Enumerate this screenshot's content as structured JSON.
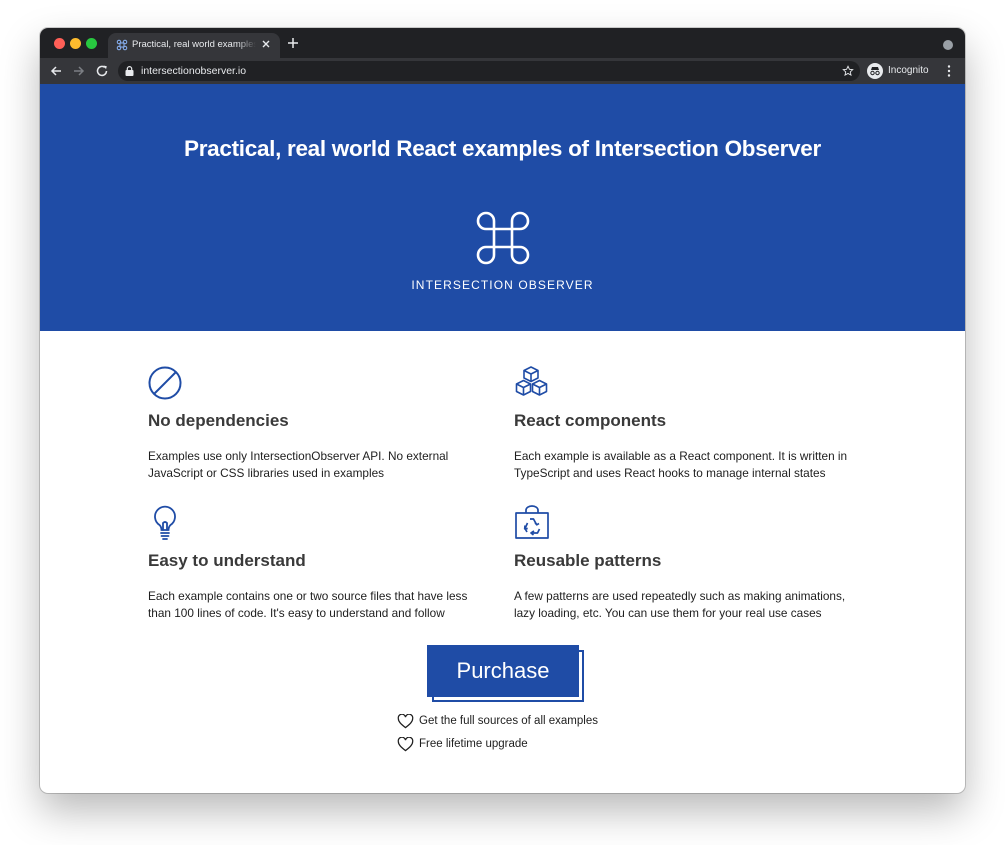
{
  "browser": {
    "tab_title": "Practical, real world examples of Intersection Observer",
    "url": "intersectionobserver.io",
    "profile_label": "Incognito"
  },
  "hero": {
    "title": "Practical, real world React examples of Intersection Observer",
    "logo_text": "INTERSECTION OBSERVER"
  },
  "features": [
    {
      "icon": "no-dependencies-icon",
      "title": "No dependencies",
      "description": "Examples use only IntersectionObserver API. No external JavaScript or CSS libraries used in examples"
    },
    {
      "icon": "react-components-icon",
      "title": "React components",
      "description": "Each example is available as a React component. It is written in TypeScript and uses React hooks to manage internal states"
    },
    {
      "icon": "lightbulb-icon",
      "title": "Easy to understand",
      "description": "Each example contains one or two source files that have less than 100 lines of code. It's easy to understand and follow"
    },
    {
      "icon": "recycle-bag-icon",
      "title": "Reusable patterns",
      "description": "A few patterns are used repeatedly such as making animations, lazy loading, etc. You can use them for your real use cases"
    }
  ],
  "purchase": {
    "button_label": "Purchase",
    "perks": [
      "Get the full sources of all examples",
      "Free lifetime upgrade"
    ]
  },
  "colors": {
    "brand": "#1f4ca6",
    "browser_dark": "#202124",
    "browser_toolbar": "#35363a"
  }
}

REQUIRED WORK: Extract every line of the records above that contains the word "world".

REPLY TO THE EXERCISE:
    "tab_title": "Practical, real world examples of Intersection Observer",
    "title": "Practical, real world React examples of Intersection Observer",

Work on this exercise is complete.